██████╗  ██████╗ ███████╗████████╗███████╗
██████╔╝██║   ██║███████╗   ██║   ███████╗
██╔═══╝ ██║   ██║╚════██║   ██║   ╚════██║
██║     ╚██████╔╝███████║   ██║   ███████║
╚═╝      ╚═════╝ ╚══════╝   ╚═╝   ╚══════╝

Zsh with Fish-like Plugins

24 Jun 2021

I used to have fish as my main shell for it's many useful features, such as the autosuggestion of past commands, the syntax highlighting to show with colors if a command is valid or not and the easy shell configuration through the Web-UI.

However, I still encountered some issues with fish. Namely, fish isn't compliant with the posix standard. This means that it isn't compatible with specific shell standards, making my life harder trying to do specific things that would be very easy to do with a POSIX compliant shell.

A good example for this would be setting an alias. If I wanted to set an alias in zsh, all I would have to do is enter my .zshrc file with a text editor and enter something like "alias ls='ls --color -X -A'".
Meanwhile with fish I would have to go through a labyrinth of directories just to create an entire file for a single alias using fish's obscure language.

And thus I chose zsh as a viable alternative due to the plugin support, its minimal nature and it being POSIX compliant which makes life much easier. The plugins I will be talking about are for fish-like autosuggestions and syntax highlighting.

How to Install zsh Plugins

There are many different ways on how to install zsh plugins, with using a plugin manager like Oh My Zsh being the most popular. However, I think that would be a bit finicky and unnecessary, so in this guide I will being installing the plugins manually with the use of a terminal.

Firstly, we will create a directory to store our plugins in by executing:

$ mkdir ~/.zsh

Next, we are going to git clone the plugins into the directory we just made by executing the following commands:

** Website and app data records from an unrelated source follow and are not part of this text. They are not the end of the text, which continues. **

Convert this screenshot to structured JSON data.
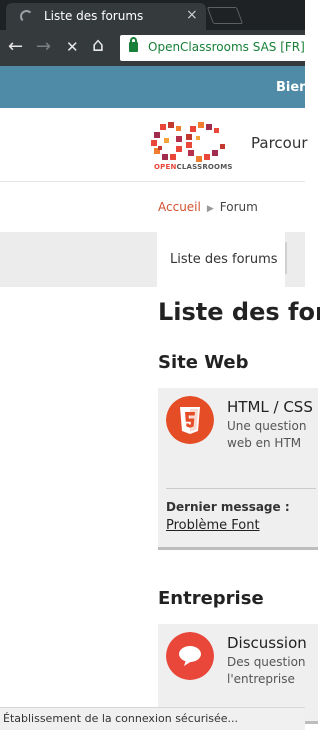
{
  "browser": {
    "tab_title": "Liste des forums",
    "tab_close": "×",
    "address_text": "OpenClassrooms SAS [FR]",
    "back_icon": "←",
    "forward_icon": "→",
    "stop_icon": "✕",
    "home_icon": "⌂",
    "status_text": "Établissement de la connexion sécurisée..."
  },
  "site": {
    "banner_text": "Bien",
    "logo_text_1": "OPEN",
    "logo_text_2": "CLASSROOMS",
    "nav_parcours": "Parcour"
  },
  "breadcrumb": {
    "home": "Accueil",
    "current": "Forum",
    "separator": "▶"
  },
  "tabs": {
    "active": "Liste des forums"
  },
  "page": {
    "title": "Liste des for"
  },
  "sections": [
    {
      "title": "Site Web",
      "card": {
        "name": "HTML / CSS",
        "desc_line1": "Une question",
        "desc_line2": "web en HTM",
        "last_label": "Dernier message :",
        "last_link": "Problème Font",
        "icon_color": "#e44d26"
      }
    },
    {
      "title": "Entreprise",
      "card": {
        "name": "Discussion",
        "desc_line1": "Des question",
        "desc_line2": "l'entreprise",
        "icon_color": "#e8473a"
      }
    }
  ],
  "colors": {
    "banner": "#4f8ba7",
    "accent": "#d2512f"
  }
}
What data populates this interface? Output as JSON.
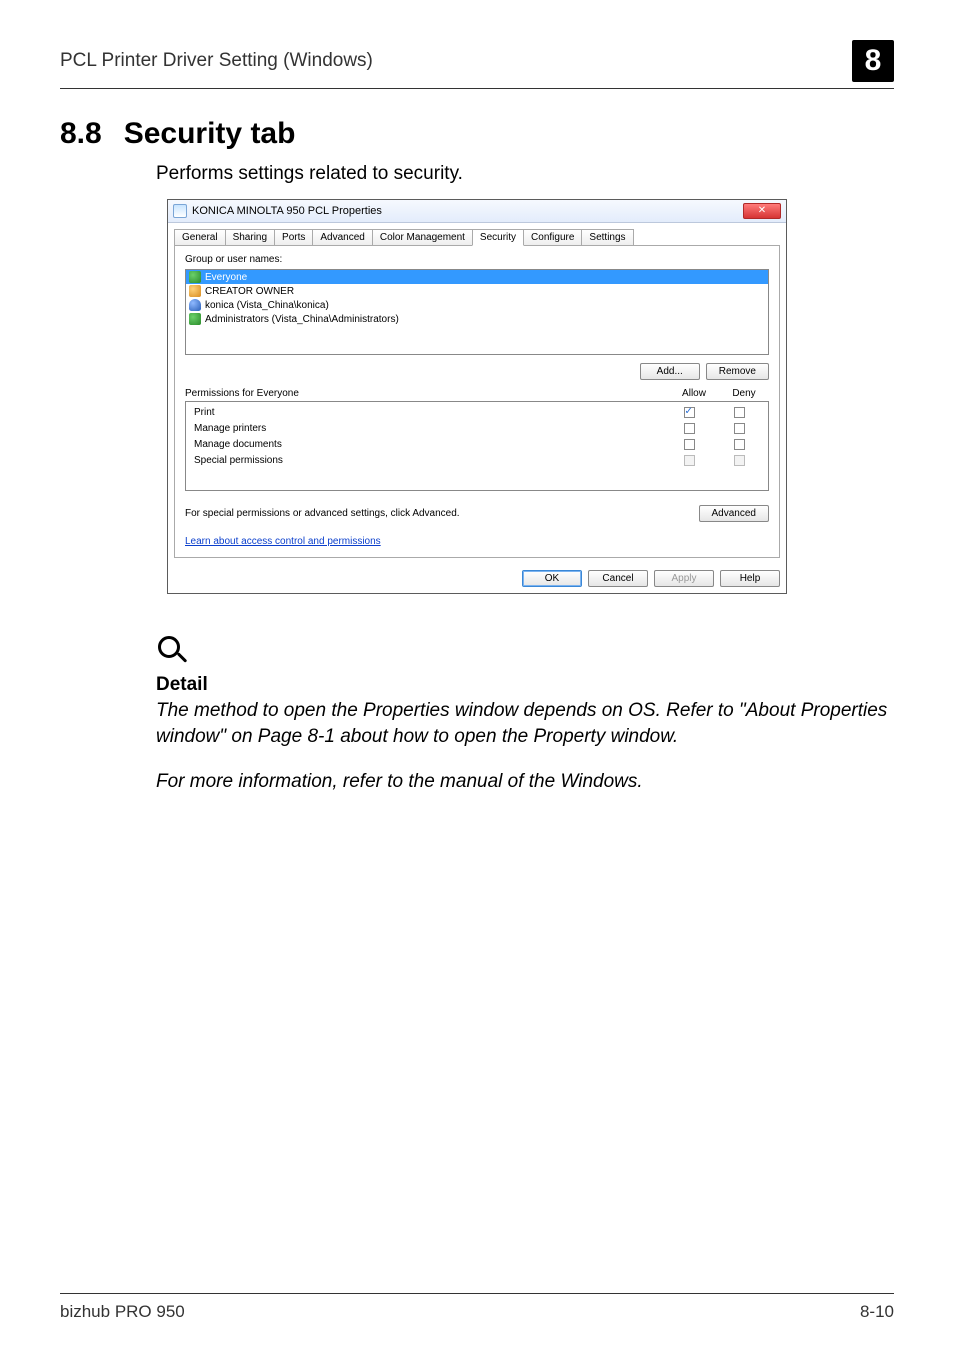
{
  "header": {
    "title": "PCL Printer Driver Setting (Windows)",
    "chapter": "8"
  },
  "section": {
    "number": "8.8",
    "title": "Security tab"
  },
  "intro": "Performs settings related to security.",
  "dialog": {
    "title": "KONICA MINOLTA 950 PCL Properties",
    "close_glyph": "✕",
    "tabs": [
      "General",
      "Sharing",
      "Ports",
      "Advanced",
      "Color Management",
      "Security",
      "Configure",
      "Settings"
    ],
    "active_tab_index": 5,
    "group_label": "Group or user names:",
    "users": [
      {
        "name": "Everyone",
        "type": "group",
        "selected": true
      },
      {
        "name": "CREATOR OWNER",
        "type": "owner",
        "selected": false
      },
      {
        "name": "konica (Vista_China\\konica)",
        "type": "user",
        "selected": false
      },
      {
        "name": "Administrators (Vista_China\\Administrators)",
        "type": "group",
        "selected": false
      }
    ],
    "buttons": {
      "add": "Add...",
      "remove": "Remove",
      "advanced": "Advanced"
    },
    "perm_header": {
      "label": "Permissions for Everyone",
      "allow": "Allow",
      "deny": "Deny"
    },
    "permissions": [
      {
        "label": "Print",
        "allow": true,
        "deny": false,
        "disabled": false
      },
      {
        "label": "Manage printers",
        "allow": false,
        "deny": false,
        "disabled": false
      },
      {
        "label": "Manage documents",
        "allow": false,
        "deny": false,
        "disabled": false
      },
      {
        "label": "Special permissions",
        "allow": false,
        "deny": false,
        "disabled": true
      }
    ],
    "advanced_text": "For special permissions or advanced settings, click Advanced.",
    "link_text": "Learn about access control and permissions",
    "footer": {
      "ok": "OK",
      "cancel": "Cancel",
      "apply": "Apply",
      "help": "Help"
    }
  },
  "detail": {
    "heading": "Detail",
    "para1": "The method to open the Properties window depends on OS. Refer to \"About Properties window\" on Page 8-1 about how to open the Property window.",
    "para2": "For more information, refer to the manual of the Windows."
  },
  "page_footer": {
    "left": "bizhub PRO 950",
    "right": "8-10"
  }
}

$ cd ~/.zsh
$ git clone https://github.com/zsh-users/zsh-autosuggestions
$ git clone https://github.com/zsh-users/zsh-syntax-highlighting.git

After doing that you'll have to link the plugins to your .zshrc file.
Be sure to add the following lines at the very bottom of your .zshrc file with your preferred text editor (I will be using neovim).

$ nvim ~/.zshrc

source ~/.zsh./zsh-syntax-highlighting/zsh-syntax-highlighting.zsh
source ~/.zsh/zsh-autosuggestions/zsh-autosuggestions.zsh

Since the autosuggestions plugin will only work within a single terminal session and the command history will be reset after closing the terminal, you will have to add a few lines to your .zshrc which will keep a log file of your shell history and will share that across multiple terminal sessions.
Put the following lines above the previous ones in your .zshrc file:

HISTSIZE=5000               #How many lines of history to save in RAM
HISTFILE=~/.zsh_history     #Where to save history to disk
SAVEHIST=5000               #Number of history entries to save to disk
#HISTDUP=erase              #Erase duplicates in the history file
setopt appendhistory        #Append history to the history file
setopt sharehistory         #Share history across terminals
setopt incappendhistory     #Immediately append to the history file

Congratulations! If you followed all of those instructions then you should have a working zsh setup with fish-like features. You could also customize the history configuration and other aspects as well to better suite your needs. Now all there is to do is to test it out and enjoy it!

Thanks for reading my post, I hope you enjoyed it!
If you have any feedback or questions regarding this topic or post, feel free to contact me on Matrix, Discord or through Email.